Task requirements
Among the entries below, tally the lines that include "illustration", and give the number alone.

Recorded data

####

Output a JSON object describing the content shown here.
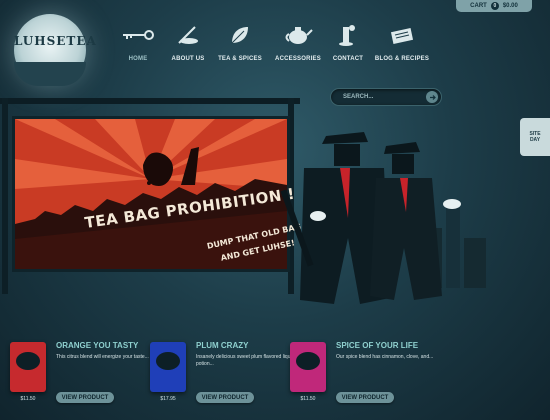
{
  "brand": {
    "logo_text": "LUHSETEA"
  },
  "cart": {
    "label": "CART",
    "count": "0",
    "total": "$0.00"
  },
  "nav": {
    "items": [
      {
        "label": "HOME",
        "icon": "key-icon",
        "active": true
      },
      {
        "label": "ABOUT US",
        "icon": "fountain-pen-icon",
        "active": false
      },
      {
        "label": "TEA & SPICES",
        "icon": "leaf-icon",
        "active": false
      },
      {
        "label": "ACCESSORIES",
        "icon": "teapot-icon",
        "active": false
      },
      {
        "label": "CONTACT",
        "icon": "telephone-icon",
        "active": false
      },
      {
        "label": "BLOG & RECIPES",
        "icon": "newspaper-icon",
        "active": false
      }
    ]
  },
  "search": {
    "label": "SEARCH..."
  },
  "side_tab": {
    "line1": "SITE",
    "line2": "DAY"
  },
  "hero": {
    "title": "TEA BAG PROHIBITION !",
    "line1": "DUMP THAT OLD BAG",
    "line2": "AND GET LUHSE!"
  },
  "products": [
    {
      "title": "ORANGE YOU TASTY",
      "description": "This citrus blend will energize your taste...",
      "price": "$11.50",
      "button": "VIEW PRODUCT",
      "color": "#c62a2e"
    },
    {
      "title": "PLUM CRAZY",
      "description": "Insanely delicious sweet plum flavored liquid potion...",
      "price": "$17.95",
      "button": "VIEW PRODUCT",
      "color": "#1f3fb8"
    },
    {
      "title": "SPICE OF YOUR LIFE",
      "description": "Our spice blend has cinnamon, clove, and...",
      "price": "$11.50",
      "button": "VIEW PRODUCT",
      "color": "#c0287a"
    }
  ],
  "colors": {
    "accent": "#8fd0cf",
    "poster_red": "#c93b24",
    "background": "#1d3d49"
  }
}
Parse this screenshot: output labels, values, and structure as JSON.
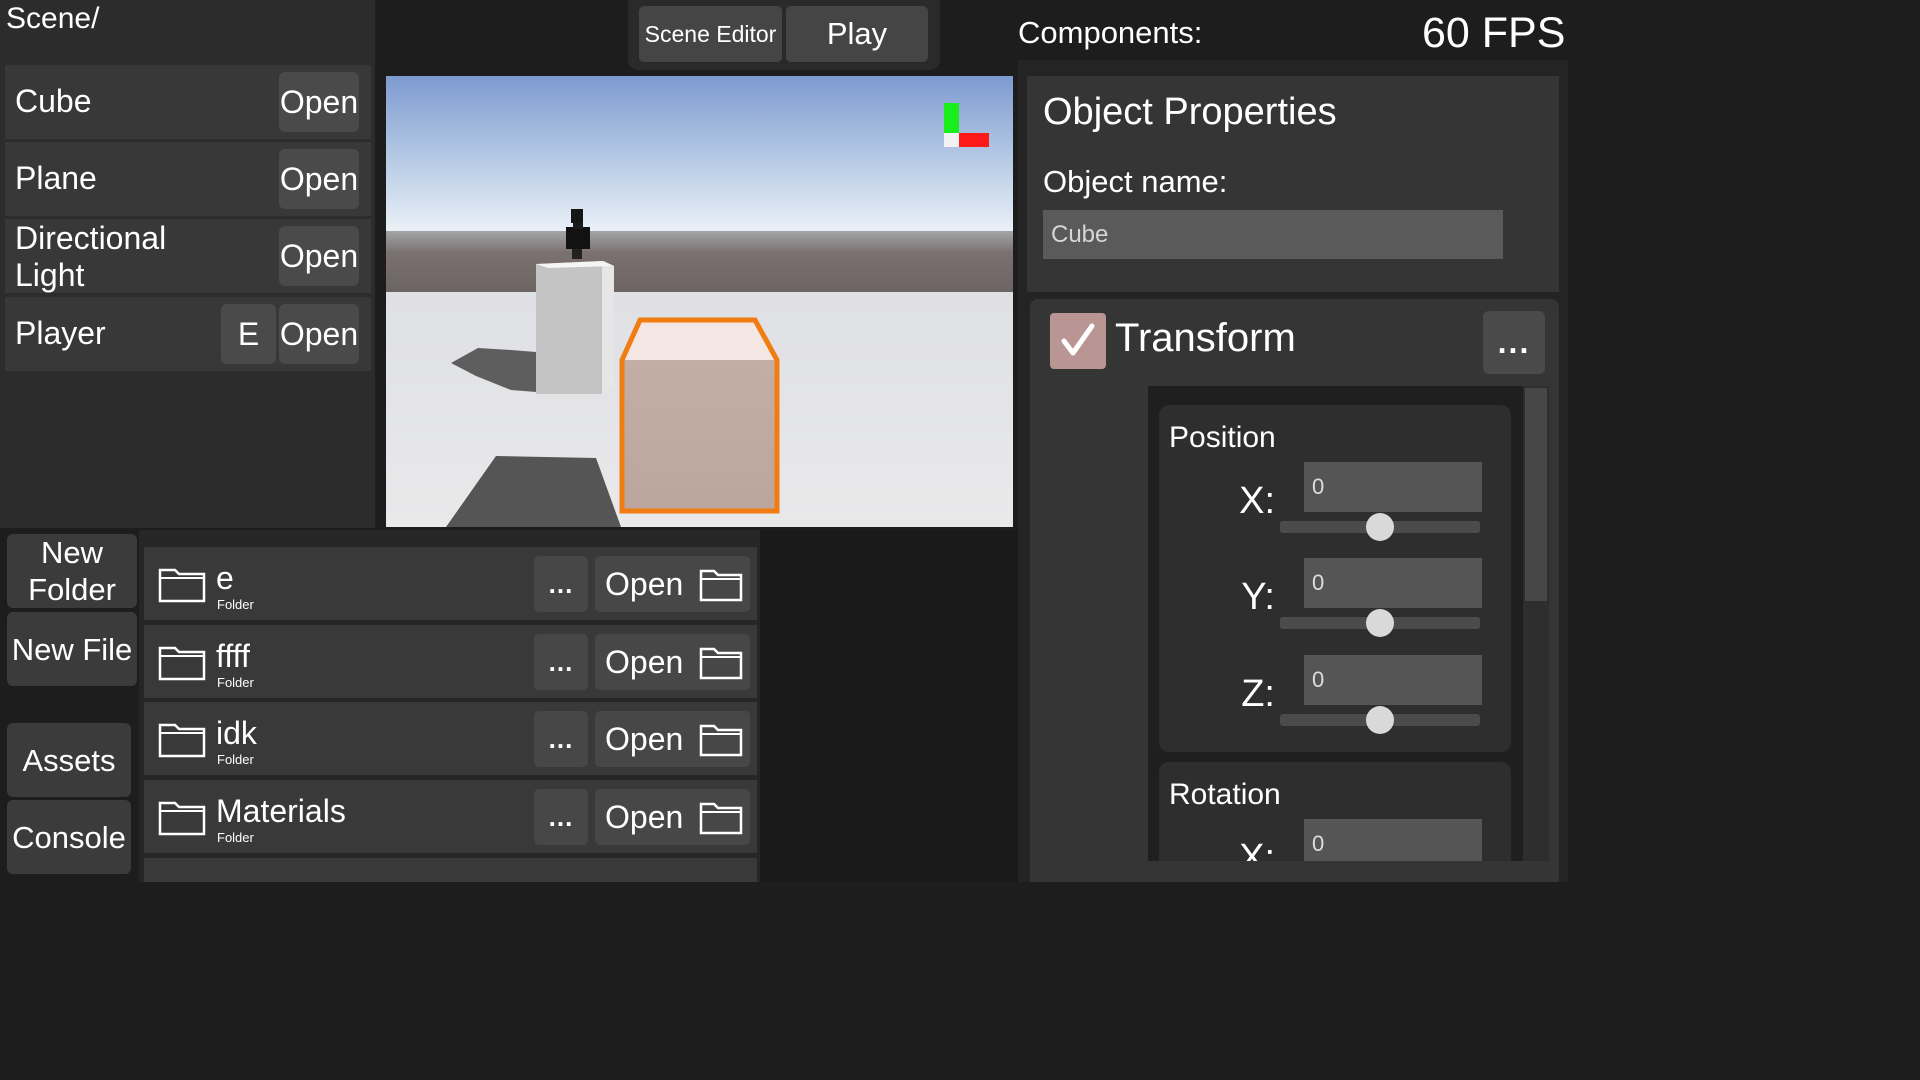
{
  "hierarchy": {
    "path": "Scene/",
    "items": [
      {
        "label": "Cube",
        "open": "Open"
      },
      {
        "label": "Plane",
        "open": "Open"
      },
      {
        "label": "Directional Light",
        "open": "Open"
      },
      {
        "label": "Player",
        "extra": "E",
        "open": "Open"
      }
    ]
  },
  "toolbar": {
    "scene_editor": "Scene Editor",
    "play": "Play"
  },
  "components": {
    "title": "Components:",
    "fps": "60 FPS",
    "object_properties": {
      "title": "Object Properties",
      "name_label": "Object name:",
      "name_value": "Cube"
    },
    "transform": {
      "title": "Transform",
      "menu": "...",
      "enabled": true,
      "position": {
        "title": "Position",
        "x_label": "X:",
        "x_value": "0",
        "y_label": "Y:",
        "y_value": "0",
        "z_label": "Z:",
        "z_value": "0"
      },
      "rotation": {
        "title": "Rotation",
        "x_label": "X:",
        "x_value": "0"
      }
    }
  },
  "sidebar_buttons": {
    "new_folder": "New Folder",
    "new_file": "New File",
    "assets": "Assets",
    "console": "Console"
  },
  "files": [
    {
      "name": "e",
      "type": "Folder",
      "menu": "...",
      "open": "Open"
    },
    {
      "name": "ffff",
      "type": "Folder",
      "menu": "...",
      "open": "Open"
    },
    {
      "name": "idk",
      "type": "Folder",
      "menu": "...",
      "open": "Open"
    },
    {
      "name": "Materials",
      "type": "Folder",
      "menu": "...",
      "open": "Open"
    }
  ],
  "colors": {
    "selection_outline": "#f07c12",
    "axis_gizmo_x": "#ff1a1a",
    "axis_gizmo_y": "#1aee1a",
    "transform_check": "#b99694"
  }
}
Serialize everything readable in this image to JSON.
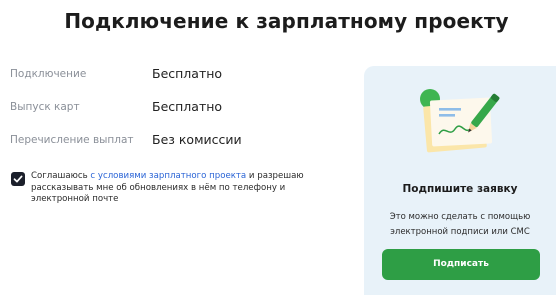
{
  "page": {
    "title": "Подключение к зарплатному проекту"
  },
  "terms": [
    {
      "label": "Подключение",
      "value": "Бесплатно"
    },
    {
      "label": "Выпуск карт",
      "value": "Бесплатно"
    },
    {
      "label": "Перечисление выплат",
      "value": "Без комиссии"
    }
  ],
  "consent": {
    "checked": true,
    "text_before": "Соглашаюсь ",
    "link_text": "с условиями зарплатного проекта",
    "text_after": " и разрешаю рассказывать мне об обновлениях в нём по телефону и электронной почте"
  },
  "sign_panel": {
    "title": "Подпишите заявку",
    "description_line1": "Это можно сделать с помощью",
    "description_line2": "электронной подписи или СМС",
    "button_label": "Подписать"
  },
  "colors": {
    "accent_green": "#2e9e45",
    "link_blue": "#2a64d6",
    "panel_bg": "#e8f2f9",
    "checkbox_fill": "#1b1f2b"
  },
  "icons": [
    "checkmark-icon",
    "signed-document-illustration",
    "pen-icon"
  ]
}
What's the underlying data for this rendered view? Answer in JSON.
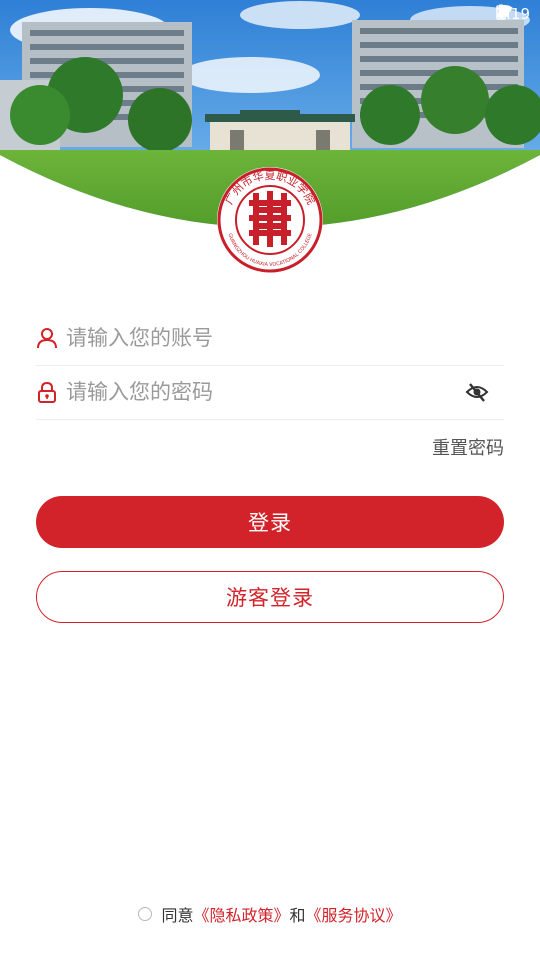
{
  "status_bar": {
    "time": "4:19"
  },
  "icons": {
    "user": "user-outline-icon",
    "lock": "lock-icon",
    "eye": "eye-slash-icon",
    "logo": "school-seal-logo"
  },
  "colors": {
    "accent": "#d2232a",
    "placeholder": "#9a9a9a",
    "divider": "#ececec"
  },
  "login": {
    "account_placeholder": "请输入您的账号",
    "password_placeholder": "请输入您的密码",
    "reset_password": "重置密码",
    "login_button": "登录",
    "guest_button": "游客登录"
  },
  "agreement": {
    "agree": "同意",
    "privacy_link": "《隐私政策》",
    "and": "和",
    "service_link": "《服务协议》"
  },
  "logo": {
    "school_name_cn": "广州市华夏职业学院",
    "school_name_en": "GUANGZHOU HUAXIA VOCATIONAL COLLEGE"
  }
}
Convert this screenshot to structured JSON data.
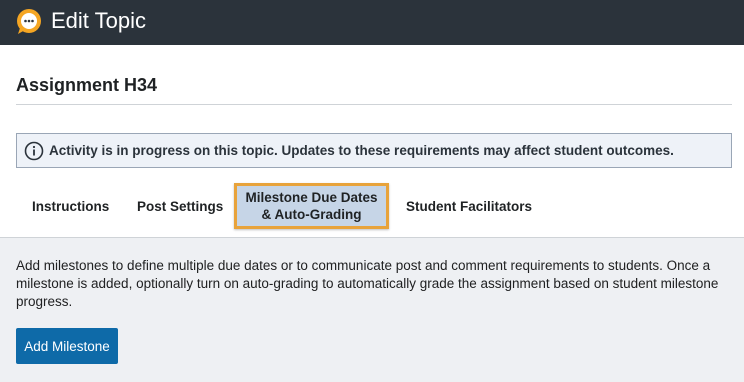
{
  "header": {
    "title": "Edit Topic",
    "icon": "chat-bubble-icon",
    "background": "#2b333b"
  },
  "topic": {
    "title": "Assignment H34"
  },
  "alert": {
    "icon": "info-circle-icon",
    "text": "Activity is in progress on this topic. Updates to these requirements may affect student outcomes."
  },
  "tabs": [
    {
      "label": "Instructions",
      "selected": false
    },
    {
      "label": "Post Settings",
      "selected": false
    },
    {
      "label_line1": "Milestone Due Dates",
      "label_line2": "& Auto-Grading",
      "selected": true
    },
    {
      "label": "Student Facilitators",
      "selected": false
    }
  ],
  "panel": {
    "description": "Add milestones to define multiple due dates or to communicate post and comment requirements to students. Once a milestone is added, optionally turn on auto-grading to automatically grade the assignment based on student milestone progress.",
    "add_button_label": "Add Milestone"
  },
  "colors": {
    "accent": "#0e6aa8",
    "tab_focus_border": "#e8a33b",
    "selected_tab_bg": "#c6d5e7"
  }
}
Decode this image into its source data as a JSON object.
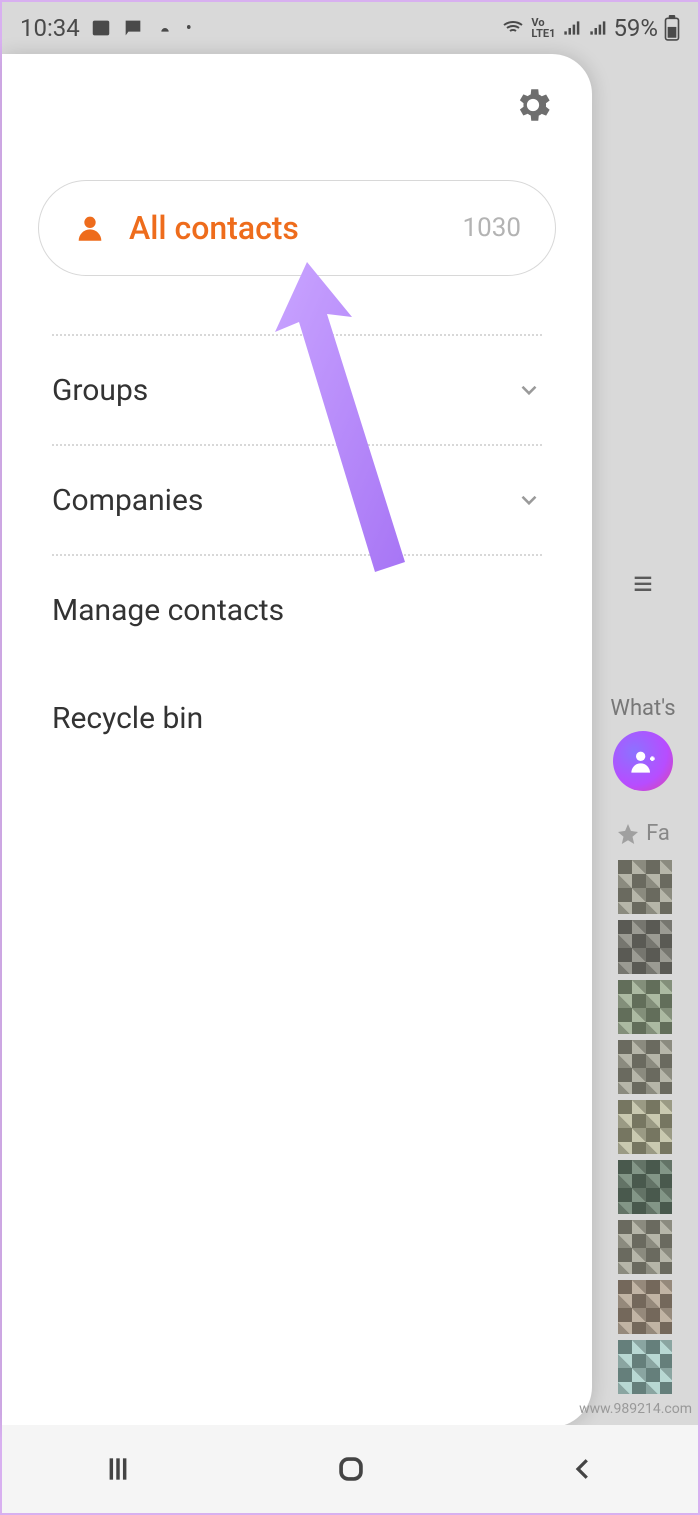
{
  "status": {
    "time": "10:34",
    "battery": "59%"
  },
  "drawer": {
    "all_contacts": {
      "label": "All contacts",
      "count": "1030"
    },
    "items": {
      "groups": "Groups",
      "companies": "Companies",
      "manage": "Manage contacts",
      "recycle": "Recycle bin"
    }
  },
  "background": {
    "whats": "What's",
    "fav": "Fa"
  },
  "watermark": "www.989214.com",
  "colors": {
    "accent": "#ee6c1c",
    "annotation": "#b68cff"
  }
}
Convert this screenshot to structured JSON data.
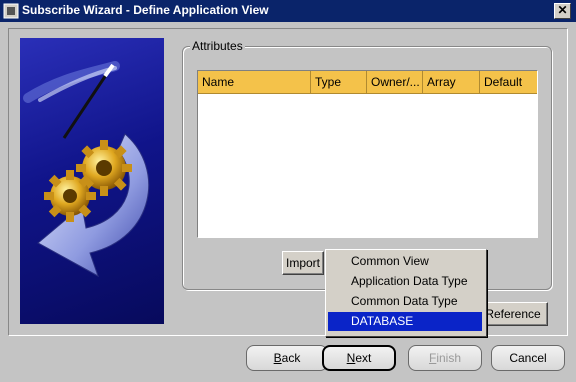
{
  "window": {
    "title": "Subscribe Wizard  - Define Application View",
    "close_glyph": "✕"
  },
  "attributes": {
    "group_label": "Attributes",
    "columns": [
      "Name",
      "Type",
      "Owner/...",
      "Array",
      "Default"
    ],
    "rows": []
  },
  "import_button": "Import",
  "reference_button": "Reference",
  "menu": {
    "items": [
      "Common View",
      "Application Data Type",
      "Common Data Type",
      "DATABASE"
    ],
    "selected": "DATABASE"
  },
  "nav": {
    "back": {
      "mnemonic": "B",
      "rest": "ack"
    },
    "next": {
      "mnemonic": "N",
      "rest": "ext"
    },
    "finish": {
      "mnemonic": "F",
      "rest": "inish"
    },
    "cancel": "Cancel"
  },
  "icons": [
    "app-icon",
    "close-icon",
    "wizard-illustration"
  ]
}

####

Answer area
2